Smart Rockets Rule The Battlefield
The U.S. Army has bought 4,410 more GMLRS (GPS guided MLRS) rockets, as well as 3,048 cheaper (reduced range, no explosives) practice rockets. These are packaged and used in containers (pods) holding six rockets each. This new order includes rockets for the U.S. Marine Corps and foreign customers, although the U.S. Army and Marine Corps will get most of them. Deliveries will begin next year. So far, about 2,000 GMLRS rockets have been fired in combat. GMLRS rockets cost about $100,000 each.

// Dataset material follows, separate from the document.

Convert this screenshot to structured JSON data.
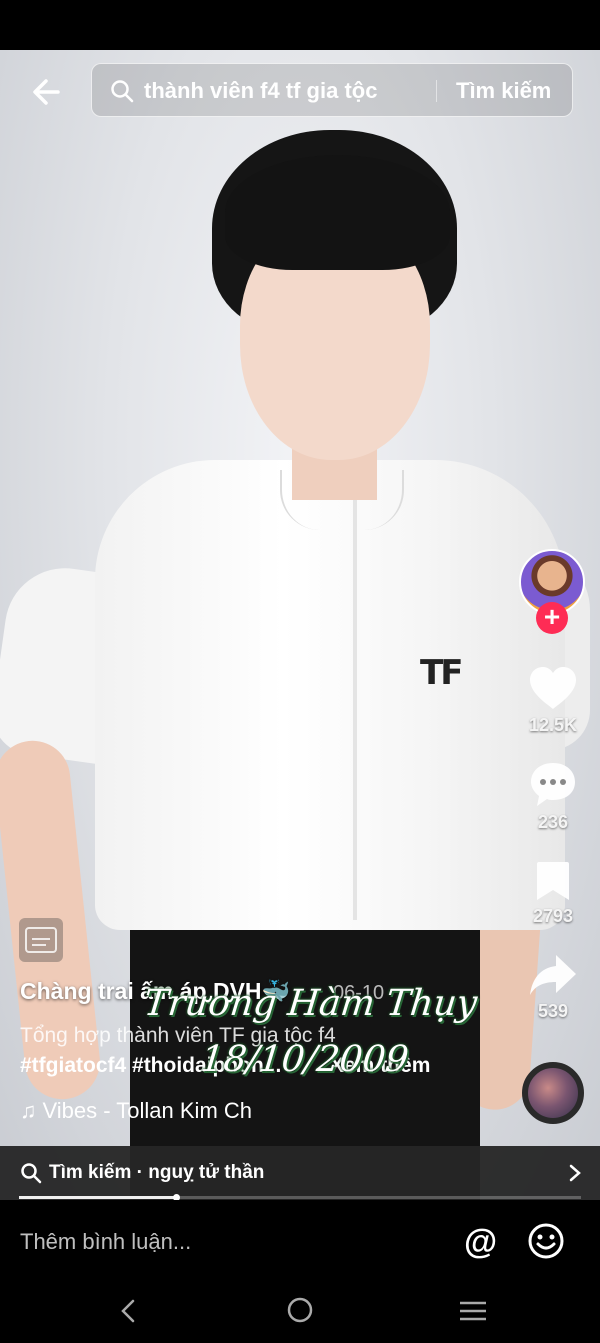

The 309 kg (680 pound) GMLRS (guided multiple launch rocket system) missile is a GPS guided 227mm rocket that entered service seven years ago. It was designed to have a range of 70 kilometers and the ability to land within meters of its intended target, at any range. This is possible because it uses GPS (plus a back up inertial guidance system) to find the target location it was programmed with. Three years ago, the army tested GMLRS at max range (about 85 kilometers) and found that it worked fine. This enables one MLRS/HIMARS vehicle to provide support over a frontage of 170 kilometers, or, in places like Afghanistan, where the fighting can be anywhere, an area of over 20,000 square kilometers. This is a huge footprint for a single weapon (an individual MLRS/HIMARS vehicle), and fundamentally changes the way you deploy artillery in combat. By way of comparison, Excalibur (GPS guided 155mm shell) has a max range of 37 kilometers, and 120mm mortars about 7.5 kilometers.